YOU don’t need to read tea leaves to know that it is highly likely that the owners of Hazelwood power station will announce its closure — this week, according to the Herald Sun. While the timing of an announcement has been anyone’s guess, the impact of Hazelwood’s closure shouldn’t be. To insist things will be business as usual is naive and reckless.
To start with, Hazelwood directly employs more than 800 people and, with contractors, there are potentially 1000 jobs at stake.
The Latrobe Valley already has an unemployment rate that is trending upwards. In June this year, when unemployment rates in Bendigo, Ballarat and Shepparton were falling below the national average, with some under 5 per cent, the Latrobe-Gippsland region’s unemployment rate was already at 9 per cent.
Then consider that the four Latrobe Valley power stations represent about 10 per cent of the Latrobe Valley’s employment base.
Power station jobs have a huge impact on the rest of the region’s economy. The Committee for Gippsland researched the link between small businesses and power stations in its Our Region Our Future report. There is a direct and sizeable link.
A local newsagent told me this week he sells about $2000 worth of newspapers to one power station each year. That’s before power station workers individually drop by his shop each morning to buy a newspaper, smokes … and the list goes on. That spending adds up to a $500 million shot into the arm of the Victorian economy every year.
A lot has been said about the impact of a closure on the electricity market and power prices, with attention sharpened in the wake of South Australia’s blackouts.
With the decline in Victoria’s manufacturing industry, there is less demand in the market at the moment, which means security of supply concerns are not as high as they might have been a couple of years ago. That said, there will be an impact on prices. As Danny Price from Frontier Economics says, the mistake people make when assessing the impact of Hazelwood’s closure is they say there will be enough electricity generation to meet the demand … but you are effectively taking out a major competitor from the market.
A Hazelwood closure would constrict supply and make the remaining three Latrobe Valley power stations — where Victoria will still look to for the majority of its baseload electricity for decades to come — more viable.
Therein lies the conflict. Yes, we need to lower carbon emissions. That needs to be done in the most efficient manner possible. Technology has to come before ideology and governments should focus on fuel and technology neutral responses to this challenge. Carbon capture and storage offers one important part of the answer.

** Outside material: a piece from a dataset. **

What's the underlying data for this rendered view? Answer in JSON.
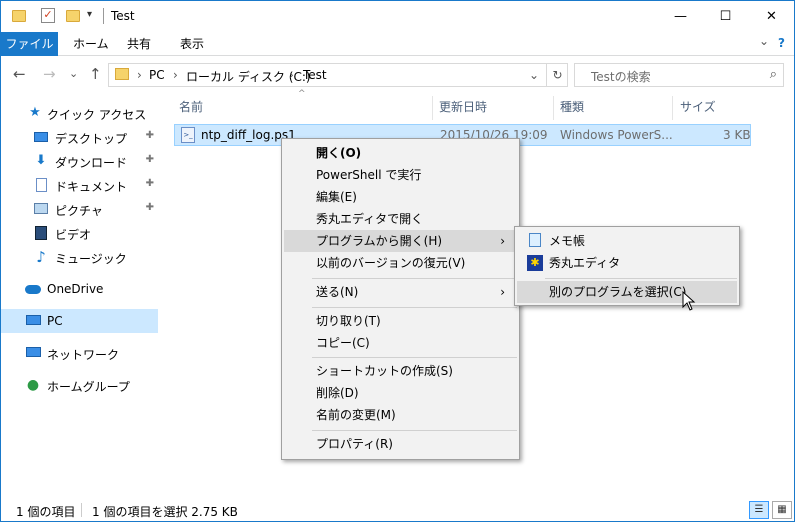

The Intergovernmental Panel on Climate Change says it will be 138 per cent more expensive to meet the Paris climate conference agreements without the use of CCS. But there are plenty of activist groups shouting it down because it uses coal, albeit in a more efficient way. It is a self-defeating argument for these groups that risks further jobs.

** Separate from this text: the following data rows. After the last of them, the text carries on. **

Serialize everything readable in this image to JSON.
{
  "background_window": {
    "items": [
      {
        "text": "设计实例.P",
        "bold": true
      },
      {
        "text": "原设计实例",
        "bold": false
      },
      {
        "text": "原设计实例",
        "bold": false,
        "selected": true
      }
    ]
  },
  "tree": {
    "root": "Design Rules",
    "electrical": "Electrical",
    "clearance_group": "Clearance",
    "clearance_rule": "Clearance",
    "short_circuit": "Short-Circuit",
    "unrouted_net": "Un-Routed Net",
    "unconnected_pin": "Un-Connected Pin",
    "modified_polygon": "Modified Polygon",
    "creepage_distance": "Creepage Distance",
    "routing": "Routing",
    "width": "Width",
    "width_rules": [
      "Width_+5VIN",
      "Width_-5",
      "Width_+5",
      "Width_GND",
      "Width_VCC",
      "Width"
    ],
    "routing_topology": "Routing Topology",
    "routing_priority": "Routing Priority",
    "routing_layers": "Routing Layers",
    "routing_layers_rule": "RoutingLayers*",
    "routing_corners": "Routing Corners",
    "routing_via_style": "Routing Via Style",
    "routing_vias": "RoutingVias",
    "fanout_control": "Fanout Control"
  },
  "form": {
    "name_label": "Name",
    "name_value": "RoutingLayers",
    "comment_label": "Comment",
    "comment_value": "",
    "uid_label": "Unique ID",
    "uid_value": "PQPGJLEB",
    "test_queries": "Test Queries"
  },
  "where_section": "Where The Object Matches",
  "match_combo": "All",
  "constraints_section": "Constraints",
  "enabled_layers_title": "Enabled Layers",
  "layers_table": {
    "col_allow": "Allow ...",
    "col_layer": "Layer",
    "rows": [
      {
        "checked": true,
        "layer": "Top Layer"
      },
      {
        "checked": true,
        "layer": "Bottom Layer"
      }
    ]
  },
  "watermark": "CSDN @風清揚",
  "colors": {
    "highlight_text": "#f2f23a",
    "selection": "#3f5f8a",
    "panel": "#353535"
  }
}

A power station closure shouldn’t be used as a Trojan horse to leave the Latrobe Valley’s 500 years worth of coal resource stranded beneath the earth. Aside from electricity generation, there are hundreds of jobs and millions of dollars in revenue for Gippsland through projects such as coal to hydrogen for electricity fuelled cars, or import replacement coal to fertiliser that will go straight to Australian farms.
Gippsland and the Latrobe Valley can’t afford to have job and investment opportunities ripped away by ideological activists who have no regard for the region beyond their own closure crusade.
If there is an imminent closure in the wings, Gippsland needs the Victorian and Federal governments to work as partners with the region. Gippslanders will have a low tolerance for any whiff of politics in this process.
There will need to be a transitional strategy led by state and federal government. One of its priorities has to be an immediate pipeline of infrastructure projects. That serves two purposes. One, as a buffer for the immediate job losses in the construction of these projects and two, to fast-track the development of other industries Gippsland thrives at, whether that be in education, transport or healthcare.
Despite challenges, Gippsland has world-class industries in manufacturing, agribusiness and resources. Victoria needs them for its own success.
Country Australia has battled through bushfires and floods. But Gippsland has been asked to see off bushfires, floods as well as restructure and recession.
The Latrobe Valley has a community of resilient, can-do people. Victoria needs to be invested in their future. The rest of the state will need this region fighting fit for the long run.